I don’t know about you, but I’ve long desired the chance to hear Werner Herzog and Zlavoj Žižek talk at each other in an infinite loop of gnomic locutions. As celebrity intellectual gadflies with unique speaking styles go, Herzog and Žižek truly have no equal (Fran Lebowitz maybe comes close), so it seems obvious that someone would program an AI-generated conversation using deepfake speech technology to simulate the two of them nattering on into and beyond the end of days. Right?
According to the site’s creator, Giacamo Miceli, in a warning worthy of Žižek himself:
This project aims to raise awareness about the ease of using tools for synthesizing a real voice. Right now, any motivated fool can do this with a laptop in their bedroom. This changes our relationship with the media we consume online and raises questions about the importance of authoritative sources, breach of trust and gullibility.
Will this technology lead to a massive proliferation of sub-optimal-quality content? Should we simply distrust anything we see online? As new tools are developed to help identify generated content, I recommend maintaining a skeptical stance, particularly when the source/channel of information doesn’t seem reliable and when the claims seem preposterous or outrageous.
And here’s an example of Herzog and Žižek’s infinite exchange, which does an eerily credible job in producing plausible dialogue between the two (lol at “false intellectual protocol”):
I am so glad to hear that. I am so used to this kind of false intellectual protocol when you are invited for an interview: “How do you respond to this?” I would always say “That’s a good question, but I can’t answer it, because I don’t think the same way.” But here I am really happy. Because you know, I have this very strong melancholic side; I always worry that I do not reach the audience that I talk to myself and the audience is bored.
But to have an intellectual rapport with someone like yourself makes me extremely happy. And I also feel it in a sense with some friends, but they are of course not philosophers. So, yes, we are on the same wavelength. And if there is something, maybe, sad and melancholic in our philosophical sensibility this is quite clear.
I think, in a way, you are right. At least I have the feeling that some sort of way of thinking is shared. And what is also part of this is, we both had very similar experiences early on and they probably made us fundamentally suspicious. You very clearly, as a person who grew up under a Communist tyranny you must have had an early-on suspicion of all the media that were available to you there and you had to develop a strong skepticism towards the intellectual climate in which you found yourself.

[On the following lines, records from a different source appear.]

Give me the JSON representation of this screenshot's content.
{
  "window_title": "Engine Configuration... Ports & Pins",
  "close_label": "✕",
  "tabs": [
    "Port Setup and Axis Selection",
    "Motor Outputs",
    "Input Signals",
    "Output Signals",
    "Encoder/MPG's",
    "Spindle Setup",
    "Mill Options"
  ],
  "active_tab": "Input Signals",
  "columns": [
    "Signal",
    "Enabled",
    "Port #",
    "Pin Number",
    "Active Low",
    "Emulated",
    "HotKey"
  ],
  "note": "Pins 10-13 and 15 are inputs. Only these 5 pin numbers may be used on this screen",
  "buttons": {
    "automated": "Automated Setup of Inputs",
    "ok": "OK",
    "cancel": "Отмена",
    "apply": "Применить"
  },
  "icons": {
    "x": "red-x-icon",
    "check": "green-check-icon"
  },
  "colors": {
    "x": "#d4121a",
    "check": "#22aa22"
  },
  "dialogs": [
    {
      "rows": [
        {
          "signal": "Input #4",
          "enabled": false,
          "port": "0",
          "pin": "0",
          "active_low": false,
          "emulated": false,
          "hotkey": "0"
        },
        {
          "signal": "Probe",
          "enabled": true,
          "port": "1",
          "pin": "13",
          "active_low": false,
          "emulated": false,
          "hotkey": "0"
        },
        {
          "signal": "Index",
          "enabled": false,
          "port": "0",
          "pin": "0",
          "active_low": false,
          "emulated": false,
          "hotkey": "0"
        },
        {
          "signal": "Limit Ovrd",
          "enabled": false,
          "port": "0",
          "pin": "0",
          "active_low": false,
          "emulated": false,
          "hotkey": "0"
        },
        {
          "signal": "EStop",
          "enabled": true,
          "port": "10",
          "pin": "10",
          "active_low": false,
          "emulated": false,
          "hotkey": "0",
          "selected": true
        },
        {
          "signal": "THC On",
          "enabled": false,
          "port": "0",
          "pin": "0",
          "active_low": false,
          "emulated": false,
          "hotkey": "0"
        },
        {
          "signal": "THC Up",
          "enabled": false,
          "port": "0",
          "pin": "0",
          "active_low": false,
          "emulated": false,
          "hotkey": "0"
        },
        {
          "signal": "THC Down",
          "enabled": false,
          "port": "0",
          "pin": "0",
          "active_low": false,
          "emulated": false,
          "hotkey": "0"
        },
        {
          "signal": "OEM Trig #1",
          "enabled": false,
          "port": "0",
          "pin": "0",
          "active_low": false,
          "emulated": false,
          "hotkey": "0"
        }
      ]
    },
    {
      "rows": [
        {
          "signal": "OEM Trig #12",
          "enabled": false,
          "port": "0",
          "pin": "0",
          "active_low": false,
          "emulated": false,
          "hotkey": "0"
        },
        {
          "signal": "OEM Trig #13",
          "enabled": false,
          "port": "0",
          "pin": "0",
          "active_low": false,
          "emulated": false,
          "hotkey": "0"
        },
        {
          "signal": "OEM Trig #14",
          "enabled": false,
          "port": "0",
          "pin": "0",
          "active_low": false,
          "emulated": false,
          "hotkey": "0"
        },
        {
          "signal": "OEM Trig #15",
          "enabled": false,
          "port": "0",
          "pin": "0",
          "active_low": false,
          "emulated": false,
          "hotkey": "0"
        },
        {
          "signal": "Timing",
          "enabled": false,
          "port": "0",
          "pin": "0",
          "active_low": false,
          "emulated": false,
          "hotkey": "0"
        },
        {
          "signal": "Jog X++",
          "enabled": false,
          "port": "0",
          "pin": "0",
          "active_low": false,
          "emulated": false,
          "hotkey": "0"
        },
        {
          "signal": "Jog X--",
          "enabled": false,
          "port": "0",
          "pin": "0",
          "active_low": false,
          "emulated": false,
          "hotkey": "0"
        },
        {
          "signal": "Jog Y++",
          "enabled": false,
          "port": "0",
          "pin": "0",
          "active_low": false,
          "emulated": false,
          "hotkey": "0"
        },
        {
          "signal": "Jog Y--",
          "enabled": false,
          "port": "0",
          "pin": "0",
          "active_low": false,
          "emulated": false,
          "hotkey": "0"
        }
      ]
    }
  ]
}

And I, as a young person in Germany and Austria, during the sixties and early seventies very clearly had the feeling that we were all caught in a big big swamp, fully caught. And what was emanating from this swamp was nothing but lies, rampant lies and hypocrisy. This created a real suspicion that I probably would not want to relinquish even if I could and it’s become part of my way of thinking.
Though “new segments can be generated at a faster speed than what it takes to listen to them,” exchanges are uploaded daily to the site, and so long as there is electricity and internet, this conversation may well continue far past the existence of the human race. Here’s hoping.
The next obvious step will be enlisting Herzog and Žižek to read aloud their respective AI texts, at which Marina Abramović will burst into the room with a megaphone and the Seventh Seal of Hell.